#### [What needs to be done]
Give back the full listing that follows exactly as it reads.
[Start of Attachment]
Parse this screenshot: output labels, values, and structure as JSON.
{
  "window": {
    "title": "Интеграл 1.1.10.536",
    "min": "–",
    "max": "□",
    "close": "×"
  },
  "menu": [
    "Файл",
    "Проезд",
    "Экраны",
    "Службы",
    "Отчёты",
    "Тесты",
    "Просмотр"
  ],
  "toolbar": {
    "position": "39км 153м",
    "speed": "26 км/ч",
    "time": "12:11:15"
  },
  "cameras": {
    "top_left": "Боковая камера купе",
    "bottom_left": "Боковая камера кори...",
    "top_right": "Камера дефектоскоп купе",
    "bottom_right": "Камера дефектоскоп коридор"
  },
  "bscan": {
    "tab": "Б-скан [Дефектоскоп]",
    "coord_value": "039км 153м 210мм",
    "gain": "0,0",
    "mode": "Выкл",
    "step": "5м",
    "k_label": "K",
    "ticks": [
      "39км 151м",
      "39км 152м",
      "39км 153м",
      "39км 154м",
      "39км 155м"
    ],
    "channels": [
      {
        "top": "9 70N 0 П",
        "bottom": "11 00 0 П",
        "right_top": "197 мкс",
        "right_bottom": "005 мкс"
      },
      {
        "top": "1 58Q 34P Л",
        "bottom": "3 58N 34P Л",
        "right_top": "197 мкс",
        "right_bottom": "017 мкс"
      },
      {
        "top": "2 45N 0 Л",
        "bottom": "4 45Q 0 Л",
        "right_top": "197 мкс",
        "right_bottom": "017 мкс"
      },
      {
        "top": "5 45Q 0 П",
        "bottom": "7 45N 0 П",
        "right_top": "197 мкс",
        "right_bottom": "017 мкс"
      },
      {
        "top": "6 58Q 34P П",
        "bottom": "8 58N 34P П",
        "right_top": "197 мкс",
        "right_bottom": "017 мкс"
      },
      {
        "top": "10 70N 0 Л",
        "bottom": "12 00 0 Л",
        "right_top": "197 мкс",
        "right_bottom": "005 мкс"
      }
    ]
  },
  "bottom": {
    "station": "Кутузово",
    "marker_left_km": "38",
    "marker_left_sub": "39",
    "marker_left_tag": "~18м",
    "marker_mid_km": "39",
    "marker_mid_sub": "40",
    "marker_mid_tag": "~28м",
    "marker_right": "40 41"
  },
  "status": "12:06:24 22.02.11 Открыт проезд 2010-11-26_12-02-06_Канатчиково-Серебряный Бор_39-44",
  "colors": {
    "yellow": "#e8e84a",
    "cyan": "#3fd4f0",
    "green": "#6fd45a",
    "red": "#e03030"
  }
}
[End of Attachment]
#### [Solution to this task]
Parse this screenshot: output labels, values, and structure as JSON.
{
  "window": {
    "title": "Интеграл 1.1.10.536",
    "min": "–",
    "max": "□",
    "close": "×"
  },
  "menu": [
    "Файл",
    "Проезд",
    "Экраны",
    "Службы",
    "Отчёты",
    "Тесты",
    "Просмотр"
  ],
  "toolbar": {
    "position": "39км 153м",
    "speed": "26 км/ч",
    "time": "12:11:15"
  },
  "cameras": {
    "top_left": "Боковая камера купе",
    "bottom_left": "Боковая камера кори...",
    "top_right": "Камера дефектоскоп купе",
    "bottom_right": "Камера дефектоскоп коридор"
  },
  "bscan": {
    "tab": "Б-скан [Дефектоскоп]",
    "coord_value": "039км 153м 210мм",
    "gain": "0,0",
    "mode": "Выкл",
    "step": "5м",
    "k_label": "K",
    "ticks": [
      "39км 151м",
      "39км 152м",
      "39км 153м",
      "39км 154м",
      "39км 155м"
    ],
    "channels": [
      {
        "top": "9 70N 0 П",
        "bottom": "11 00 0 П",
        "right_top": "197 мкс",
        "right_bottom": "005 мкс"
      },
      {
        "top": "1 58Q 34P Л",
        "bottom": "3 58N 34P Л",
        "right_top": "197 мкс",
        "right_bottom": "017 мкс"
      },
      {
        "top": "2 45N 0 Л",
        "bottom": "4 45Q 0 Л",
        "right_top": "197 мкс",
        "right_bottom": "017 мкс"
      },
      {
        "top": "5 45Q 0 П",
        "bottom": "7 45N 0 П",
        "right_top": "197 мкс",
        "right_bottom": "017 мкс"
      },
      {
        "top": "6 58Q 34P П",
        "bottom": "8 58N 34P П",
        "right_top": "197 мкс",
        "right_bottom": "017 мкс"
      },
      {
        "top": "10 70N 0 Л",
        "bottom": "12 00 0 Л",
        "right_top": "197 мкс",
        "right_bottom": "005 мкс"
      }
    ]
  },
  "bottom": {
    "station": "Кутузово",
    "marker_left_km": "38",
    "marker_left_sub": "39",
    "marker_left_tag": "~18м",
    "marker_mid_km": "39",
    "marker_mid_sub": "40",
    "marker_mid_tag": "~28м",
    "marker_right": "40 41"
  },
  "status": "12:06:24 22.02.11 Открыт проезд 2010-11-26_12-02-06_Канатчиково-Серебряный Бор_39-44",
  "colors": {
    "yellow": "#e8e84a",
    "cyan": "#3fd4f0",
    "green": "#6fd45a",
    "red": "#e03030"
  }
}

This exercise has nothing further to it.